By 2029, more than 20 percent of people in the United States will be over the age of 65. That’s why the race to find effective treatments for Alzheimer’s disease feels urgent. A few drugs, approved well over a decade ago, can slow patients’ mental decline for some time. But everything else that has reached large-scale clinical trials, often with hopes of treating the underlying cause of the disease and halting its progress, has failed to show benefit, sometimes after hundreds of millions of dollars of investment.
With that track record—a nearly complete failure rate from 2002 to 2012—it’s hard to be optimistic.
Yet the late stage pipeline of potential new Alzheimer’s drugs is crowded, according to this recent analysis by the advocacy group USAgainstAlzheimers.
There is an outside chance a significant treatment could be available by the end of this decade, unlocking pent-up demand from possibly hundreds of thousands of people. Planning has to start now. A lot of resources, from imaging equipment to special clinics to trained staff, will have to be in place.

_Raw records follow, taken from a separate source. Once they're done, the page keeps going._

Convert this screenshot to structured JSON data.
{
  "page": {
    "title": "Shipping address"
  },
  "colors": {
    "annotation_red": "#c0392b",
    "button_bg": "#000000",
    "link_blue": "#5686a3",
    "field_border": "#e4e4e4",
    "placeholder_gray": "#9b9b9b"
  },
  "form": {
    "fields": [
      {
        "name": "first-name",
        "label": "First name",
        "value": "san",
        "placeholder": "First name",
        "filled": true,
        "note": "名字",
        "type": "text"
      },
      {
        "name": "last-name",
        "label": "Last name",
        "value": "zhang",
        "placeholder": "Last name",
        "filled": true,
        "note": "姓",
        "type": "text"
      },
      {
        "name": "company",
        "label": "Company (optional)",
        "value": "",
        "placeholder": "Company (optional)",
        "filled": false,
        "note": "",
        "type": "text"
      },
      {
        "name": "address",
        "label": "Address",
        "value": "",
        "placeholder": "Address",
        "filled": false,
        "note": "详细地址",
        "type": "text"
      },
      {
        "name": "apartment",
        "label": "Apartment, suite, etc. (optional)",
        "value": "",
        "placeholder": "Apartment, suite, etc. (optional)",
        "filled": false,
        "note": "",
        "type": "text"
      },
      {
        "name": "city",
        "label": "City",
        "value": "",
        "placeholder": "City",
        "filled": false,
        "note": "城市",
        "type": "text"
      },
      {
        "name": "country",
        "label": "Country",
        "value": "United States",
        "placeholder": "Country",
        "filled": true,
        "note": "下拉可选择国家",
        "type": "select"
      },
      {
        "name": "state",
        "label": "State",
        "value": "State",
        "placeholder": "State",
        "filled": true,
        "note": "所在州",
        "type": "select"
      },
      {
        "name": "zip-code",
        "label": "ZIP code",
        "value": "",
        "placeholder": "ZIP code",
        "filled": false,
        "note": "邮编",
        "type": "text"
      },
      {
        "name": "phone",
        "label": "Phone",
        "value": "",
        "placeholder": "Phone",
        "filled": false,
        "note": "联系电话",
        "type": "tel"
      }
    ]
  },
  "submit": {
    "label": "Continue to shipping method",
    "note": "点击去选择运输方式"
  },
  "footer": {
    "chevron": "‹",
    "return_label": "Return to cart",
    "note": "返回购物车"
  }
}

For example, three high-profile drugs now in Phase 3 studies would need to be taken intravenously once a month in an infusion clinic, a more complicated scenario than exists with current Alzheimer’s treatments, which are taken as pills. Biogen (NASDAQ: BIIB) CEO George Scangos, whose company is testing one of those drugs, called aducanumab, worried during a speech earlier this year that there wouldn’t be enough infusion centers to accommodate “millions of people.”
“Millions” is a stretch, at least in the short term, for reasons we’ll see in a moment. (Asked to clarify Scangos’s comment, Biogen spokeswoman Christine Falcetti said it was “an observation of the current situation” with Alzheimer’s, not a projection for aducanumab.)
But the worries about preparedness are real. I asked several dementia specialists across the country if the healthcare system is ready for the new wave of Alzheimer’s treatments, should they make it to market. What they had to say revealed a complex interplay between drug companies, health providers, regulators, and insurance companies, often with one group waiting for another to make progress before moving ahead.
Looming above it all, of course, is the ever-present debate over healthcare costs. Alzheimer’s is exacting a social, medical, and financial toll on aging societies like ours. Caring for people with dementia costs three times as much, on average, as caring for people of the same age and health profile minus the dementia, according to a 2010 report by the Alzheimer Study Group.
But can we afford to treat Alzheimer’s if and when a next-generation drug or drugs come to market? The Alzheimer’s Association says one in nine Americans over 65 have the disease. That’s 5.1 million total, more than 90 percent of all Alzheimer’s cases. And as noted above, we’re aging fast, with 10,000 Americans turning 65 every day.
If a new drug is approved, no matter what kind or what the label says about the patient profile it’s meant for, doctors are bracing for the visits. “A lot of these people will be the ‘worried well,'” says Zaldy Tan, medical director of the Alzheimer’s and Dementia Care Program at the University of California, Los Angeles, which sees people with all manner of memory complaints.
“If there’s a blockbuster we’ll probably have to change our system to accommodate it,” says Tan. It’s too early to make concrete changes such as hiring more staff, he says, but he worries about the impact to his center, which is already managing the care of about 1,300 patients. “It could be overwhelming. What happens to those who don’t have dementia but still have the need for specialists?”
At the Banner Alzheimer’s Institute of Phoenix, director Pierre Tariot says it will be hard to game-plan until one of the big drugs produces Phase 3 trial results. “That will give us a little time to model what volumes of people we’re talking about, although it could be several hundreds of thousands in the U.S. if it’s a biologic.”
About those volumes: Arguably the most promising drugs in the late-stage pipeline—the “biologics” that Tariot refers to—are being tested on people with mild Alzheimer’s, who could account for anywhere from 25 percent to 40 percent of total cases, according to various estimates. If one or more of those drugs is approved for those patients, not all of them would show up at the doctor’s office at once, of course, or even be diagnosed in time to take advantage of the new drugs. But the surge could be significant.
Those drugs—all monoclonal antibodies—work by clearing the protein amyloid beta, which forms clumps or “plaques” in the brains of people with Alzheimer’s. But anti-amyloid antibodies have not worked in people with more advanced disease—as demonstrated by some of the big clinical trial failures of the past decade.
The working theory is that they’re being administered … Next Page »